:: To do ::
Scan the entries below for the word "ProgramData" and copy every line where it turns up.

:: Task material ::

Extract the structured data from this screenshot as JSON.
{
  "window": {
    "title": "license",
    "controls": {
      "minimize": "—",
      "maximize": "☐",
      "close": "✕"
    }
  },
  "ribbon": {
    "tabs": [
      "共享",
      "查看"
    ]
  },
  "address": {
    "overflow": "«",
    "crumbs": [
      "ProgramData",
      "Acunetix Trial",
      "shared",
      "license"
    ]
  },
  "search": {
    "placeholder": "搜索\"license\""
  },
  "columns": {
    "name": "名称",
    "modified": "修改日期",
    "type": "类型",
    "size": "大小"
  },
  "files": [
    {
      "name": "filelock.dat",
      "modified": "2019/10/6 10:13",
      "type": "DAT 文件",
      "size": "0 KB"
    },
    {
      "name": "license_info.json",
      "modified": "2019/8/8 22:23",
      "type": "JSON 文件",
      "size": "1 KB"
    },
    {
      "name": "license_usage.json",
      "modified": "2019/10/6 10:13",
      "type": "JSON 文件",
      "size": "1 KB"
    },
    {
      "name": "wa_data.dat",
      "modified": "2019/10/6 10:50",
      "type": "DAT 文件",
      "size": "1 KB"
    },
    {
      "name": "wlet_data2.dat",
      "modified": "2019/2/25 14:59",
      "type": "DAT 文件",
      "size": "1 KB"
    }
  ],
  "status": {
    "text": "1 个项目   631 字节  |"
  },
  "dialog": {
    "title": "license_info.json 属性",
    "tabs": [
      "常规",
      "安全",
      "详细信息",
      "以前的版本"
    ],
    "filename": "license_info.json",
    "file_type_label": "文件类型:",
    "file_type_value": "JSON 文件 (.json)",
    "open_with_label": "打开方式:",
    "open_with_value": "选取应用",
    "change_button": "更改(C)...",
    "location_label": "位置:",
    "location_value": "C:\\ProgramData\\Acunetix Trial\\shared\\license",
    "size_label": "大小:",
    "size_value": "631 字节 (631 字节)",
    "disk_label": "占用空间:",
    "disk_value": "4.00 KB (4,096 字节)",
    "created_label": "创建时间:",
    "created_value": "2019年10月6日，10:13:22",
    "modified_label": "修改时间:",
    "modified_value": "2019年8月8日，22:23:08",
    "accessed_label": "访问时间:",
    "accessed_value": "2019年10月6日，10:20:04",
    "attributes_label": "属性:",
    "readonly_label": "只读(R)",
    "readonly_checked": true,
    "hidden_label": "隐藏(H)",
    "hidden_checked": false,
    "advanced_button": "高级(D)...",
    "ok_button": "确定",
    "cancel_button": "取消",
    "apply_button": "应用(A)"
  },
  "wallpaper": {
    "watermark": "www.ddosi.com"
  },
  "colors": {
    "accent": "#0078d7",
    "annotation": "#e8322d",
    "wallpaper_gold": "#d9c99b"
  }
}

:: Answer space ::
      "ProgramData",
    "location_value": "C:\\ProgramData\\Acunetix Trial\\shared\\license",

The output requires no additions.